For a centerpiece that rivals a whole bird, consider a crown roast. These gorgeous, circular roasts cook in the fraction of the amount of time it takes to roast a turkey, serve a crowd, and come with stuffing. With 16 chops around the crown, there's enough pork to serve up to 16 and enough lamb to serve six to eight (which accounts for the fact that lamb chops are much smaller). Two foolproof and irresistible preparations with autumnal flavors to try are our Crown Roast of Pork with Chestnut-Rye Dressing and Crown Roast of Lamb with Pilaf Stuffing.
These beautiful crowns look complicated but are actually easy and fun to put together—the end result is such a reward. Have your butcher prep the meat and form a crown with two racks of meat using our Crown Roast 101 for a step-by-step tutorial.
Just as its name implies, tenderloin is one of the most tender cuts of beef and pork. It also cooks fast and looks absolutely festive sliced on a platter with roasted vegetables and herbs as a garnish. A quality tenderloin is delicious with just salt and pepper and a great herb or horseradish sauce, but for the holiday we recommend trying our Marinated Beef Tenderloin (which infuses a tart Worcestershire and lemon marinade into the meat), adding a festive crust like our Leek Crusted Beef Tenderloin, or serving it with harissa and vegetables in our abundant Pork with Couscous and Vegetables recipe.
Take all the effort that you were going to put into roasting a turkey and make Beef Wellington instead—it's a guaranteed showstopper. Though old-school, you'll find that this dish stands up to the test of time. Traditionally it consists of beef tenderloin coated in pate and a mushroom mixture, sometimes wrapped in Parma ham, and is then encrusted in flaky golden buttery puff pastry. It's really a meal in one. For a modern update, try our Pork Wellington with Prosciutto and Spinach-Mushroom Stuffing, which pairs new flavors with the classic crust.
If you're swapping out turkey for a vegetable main, select a dish that feels different than the sides. The best route? Think big. Place a whole roasted head of cauliflower in the center of the table with a tasty sauce alongside or bring out a platter of stuffed squash—these mixed grain stuffed acorn squash are quite beautiful adorned with a pomegranate relish. Another option is to slice up our hearty Broccoli and Potato Samosa Pie.
While seafood might seem outside of the box for Thanksgiving, here is some food for thought: Culinary historians actually believe the original Thanksgiving feast consisted mainly of seafood. A side of salmon doesn't take long to roast in the oven, and it's delicious when spread with a brown sugar and maple glaze before being baked. If you live somewhere warm or can brave a few steps into the cold, grilled lobster is a delightful and decadent centerpiece for the Thanksgiving table.

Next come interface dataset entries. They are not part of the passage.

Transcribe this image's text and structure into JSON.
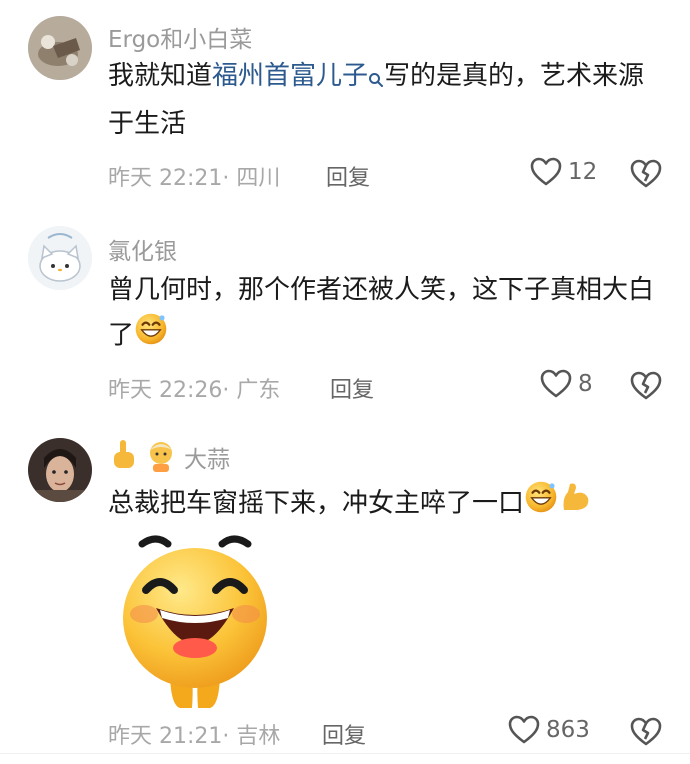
{
  "comments": [
    {
      "username": "Ergo和小白菜",
      "text_before": "我就知道",
      "link": "福州首富儿子",
      "text_after": "写的是真的，艺术来源于生活",
      "time": "昨天 22:21· 四川",
      "reply": "回复",
      "likes": "12"
    },
    {
      "username": "氯化银",
      "text": "曾几何时，那个作者还被人笑，这下子真相大白了",
      "time": "昨天 22:26· 广东",
      "reply": "回复",
      "likes": "8"
    },
    {
      "username": "大蒜",
      "text": "总裁把车窗摇下来，冲女主啐了一口",
      "time": "昨天 21:21· 吉林",
      "reply": "回复",
      "likes": "863"
    }
  ],
  "icons": [
    "search-icon",
    "heart-icon",
    "broken-heart-icon",
    "smile-emoji-icon",
    "pointing-up-icon",
    "person-icon",
    "flexed-arm-icon",
    "laughing-sticker"
  ]
}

Sometimes roasting a whole turkey is just too much—too much time, effort, and maybe even too much food. For smaller crowds, swap the turkey with chicken, Cornish game hens, or stuff and roast individual quails for each guest, which is very elegant for a plated meal. Our Roast Chicken with Sourdough Stuffing and Cranberry Stuffed Cornish Game Hen bring a festive Thanksgiving vibe to the table.
Last but not least, baked ham has all the warm, rich fall flavors we expect in a Thanksgiving spread. It's equally as fun to carve tableside and slices of leftover ham make excellent sandwiches. Looking for a place to start? Use our foolproof guide to baking ham and make yours a bit more seasonal with a jammy pomegranate glaze.